This week's DVD releases include a totally classic H.P. Lovecraft tale — and a totally not classic Star Trek show on Blu-ray for the first time. And at last, you can decide for yourself which Jurassic Park films are essential. Here's our complete guide to the week's DVDs!
The guys behind the cult classic Re-Animator take on another Lovecraftian tale, which Shout Factory has brought out as an extras-laden Blu-ray. When a scientist creates a machine that allows people to other dimensions, the creatures in those other dimensions begin to kill, maim, disguise and generally drive everybody insane. You know, standard procedure.
Despite being the one jillionth Star Wars parody to use the term “the Empire strikes out,” this little CG Lego Star Wars short — in which Luke Skywalker has to deal with his multitude of fans and Darths Vader and Maul compete for the Emperor’s affections — is pretty fun. Short, though.
Shout’s newest MST3K set includes: The Magic Sword, a fun fantasy movie that is easily one of the most watchable films MST ever covered (you could watch it sans robots and be reasonably entertained); Alien from L.A., a horrible Journey to the Center of the Earth-esque movie starring the impossibly high-pitched Kathy Ireland who enters the underground world of Atlantis, which is populated entirely by fake Australians; Danger!! Death Ray, a hilariously cheap James Bon knock-off starring secret agent “Bart Fargo” and a death ray that was created for peaceful purposes; and last but not least The Mole People, a Universal semi-classic that involves a great deal of smarmy white guys climbing down things and up things.
The three Jurassic Park movies are now out individually in case you wanted to own the first movie without the shame of the third movie, or, uh, vice versa. Hey, somebody somewhere only wants JP3. You know it's true.
Looks like Phantasm II is the first Phantasm movie to hit Blu-ray. Weird. If it makes you feel any better, the only special feature is the theatrical trailer, so… yeah.

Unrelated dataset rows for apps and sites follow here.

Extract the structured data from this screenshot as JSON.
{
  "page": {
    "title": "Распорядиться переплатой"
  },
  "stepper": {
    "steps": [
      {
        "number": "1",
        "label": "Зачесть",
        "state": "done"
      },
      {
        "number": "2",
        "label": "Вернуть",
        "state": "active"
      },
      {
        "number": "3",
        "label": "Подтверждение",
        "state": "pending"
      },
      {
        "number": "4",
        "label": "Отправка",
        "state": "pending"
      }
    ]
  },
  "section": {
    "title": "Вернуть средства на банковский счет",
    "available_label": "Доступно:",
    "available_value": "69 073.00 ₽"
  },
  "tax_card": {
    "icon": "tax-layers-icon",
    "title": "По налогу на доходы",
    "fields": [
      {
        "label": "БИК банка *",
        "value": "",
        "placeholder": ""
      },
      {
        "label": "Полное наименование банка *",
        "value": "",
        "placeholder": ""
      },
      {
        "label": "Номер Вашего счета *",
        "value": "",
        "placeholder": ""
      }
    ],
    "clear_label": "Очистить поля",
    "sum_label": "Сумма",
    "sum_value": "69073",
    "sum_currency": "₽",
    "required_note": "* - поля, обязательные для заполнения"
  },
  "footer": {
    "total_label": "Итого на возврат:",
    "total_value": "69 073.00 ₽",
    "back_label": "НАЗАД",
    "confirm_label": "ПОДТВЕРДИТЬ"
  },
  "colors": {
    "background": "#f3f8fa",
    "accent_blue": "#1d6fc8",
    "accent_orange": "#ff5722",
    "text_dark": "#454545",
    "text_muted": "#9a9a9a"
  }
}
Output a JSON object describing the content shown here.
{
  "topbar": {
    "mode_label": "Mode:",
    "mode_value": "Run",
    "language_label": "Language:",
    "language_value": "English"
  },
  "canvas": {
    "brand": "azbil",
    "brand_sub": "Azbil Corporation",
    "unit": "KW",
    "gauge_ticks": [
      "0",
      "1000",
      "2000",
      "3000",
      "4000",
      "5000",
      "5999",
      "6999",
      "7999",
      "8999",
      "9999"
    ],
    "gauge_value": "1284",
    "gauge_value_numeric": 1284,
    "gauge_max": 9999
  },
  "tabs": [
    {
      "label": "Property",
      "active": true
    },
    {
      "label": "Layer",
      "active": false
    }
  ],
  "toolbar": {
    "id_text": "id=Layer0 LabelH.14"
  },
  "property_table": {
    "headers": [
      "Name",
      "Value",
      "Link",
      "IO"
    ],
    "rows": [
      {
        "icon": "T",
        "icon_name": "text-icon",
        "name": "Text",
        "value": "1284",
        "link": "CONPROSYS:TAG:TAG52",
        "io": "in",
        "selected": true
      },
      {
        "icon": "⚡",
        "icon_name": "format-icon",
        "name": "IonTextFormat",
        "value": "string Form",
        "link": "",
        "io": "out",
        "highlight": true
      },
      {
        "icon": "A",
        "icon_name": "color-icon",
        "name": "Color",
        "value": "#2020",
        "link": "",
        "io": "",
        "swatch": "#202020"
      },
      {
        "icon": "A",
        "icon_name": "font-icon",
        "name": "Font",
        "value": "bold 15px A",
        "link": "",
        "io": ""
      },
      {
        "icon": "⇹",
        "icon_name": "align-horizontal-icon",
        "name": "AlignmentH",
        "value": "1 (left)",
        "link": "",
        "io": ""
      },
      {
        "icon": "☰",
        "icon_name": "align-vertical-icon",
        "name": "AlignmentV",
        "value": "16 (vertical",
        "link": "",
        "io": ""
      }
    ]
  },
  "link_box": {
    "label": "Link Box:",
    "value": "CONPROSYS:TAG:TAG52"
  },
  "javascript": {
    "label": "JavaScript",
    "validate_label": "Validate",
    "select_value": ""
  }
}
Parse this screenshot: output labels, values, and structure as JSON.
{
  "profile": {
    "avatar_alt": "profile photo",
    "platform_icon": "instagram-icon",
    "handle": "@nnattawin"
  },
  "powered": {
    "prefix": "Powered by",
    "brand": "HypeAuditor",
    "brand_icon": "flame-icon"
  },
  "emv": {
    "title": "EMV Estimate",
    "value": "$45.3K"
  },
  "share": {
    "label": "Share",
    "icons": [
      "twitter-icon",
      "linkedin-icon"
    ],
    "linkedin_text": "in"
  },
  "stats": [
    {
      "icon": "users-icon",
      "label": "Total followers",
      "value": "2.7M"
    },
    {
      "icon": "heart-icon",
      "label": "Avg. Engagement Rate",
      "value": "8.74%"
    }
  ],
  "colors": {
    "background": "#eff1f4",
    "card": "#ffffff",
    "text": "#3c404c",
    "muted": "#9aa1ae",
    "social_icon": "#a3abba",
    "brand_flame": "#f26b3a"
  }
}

Rachel Nichols is a cop from 2077 who has traveled back in time to capture a group of time-traveling terrorists in this exceedingly Canadian show (not an insult, merely an observation).
The first season of Enterprise comes to Blu-ray to the delight of at least five people! There are a ton of extras, new and old.
The classic ‘60s live-action giant robot show features a young boy who must defend the Earth with nothing but his wits and his giant, voice-controlled robot (one of these things is more useful than the other). Collected on DVD for the first time!
The rather underrated 1976 sequel to Westworld comes to Blu-ray, in which the theme park of the future is re-opened after the whole taken-over-by-killer-robots-situation from the first movie. Suffice it to say, there are still a few bugs in the system.
All four of the excellently animated, completely non-canon and thoroughly useless Inuyasha movies, collected in one handy Blu-ray set.
So… two questions here. Isn’t the inferred title here ”UFO Chronicles: What the President and Leader of the Free World Doesn’t Know, But We Guys Putting Out a Cheap-o DVD Totally Do”? Also, what’s to stop the President from buying this DVD and knowing everything 90 minutes later, completely invalidating the title?
Jude Law is an emotional vampire — not a metaphor — in this artsy 1998 vampire movie.
When a mad scientist awakens the inherent murderous rage found in everyday sushi, a young sushi chef must use all her skills to survive in this goofy, gory Japanese flick.
A guy decides Frankenstein was non-fiction, and thus hires a film crew to go search with him for the monster in what should have assuredly been called The Blair Frankenstein Project.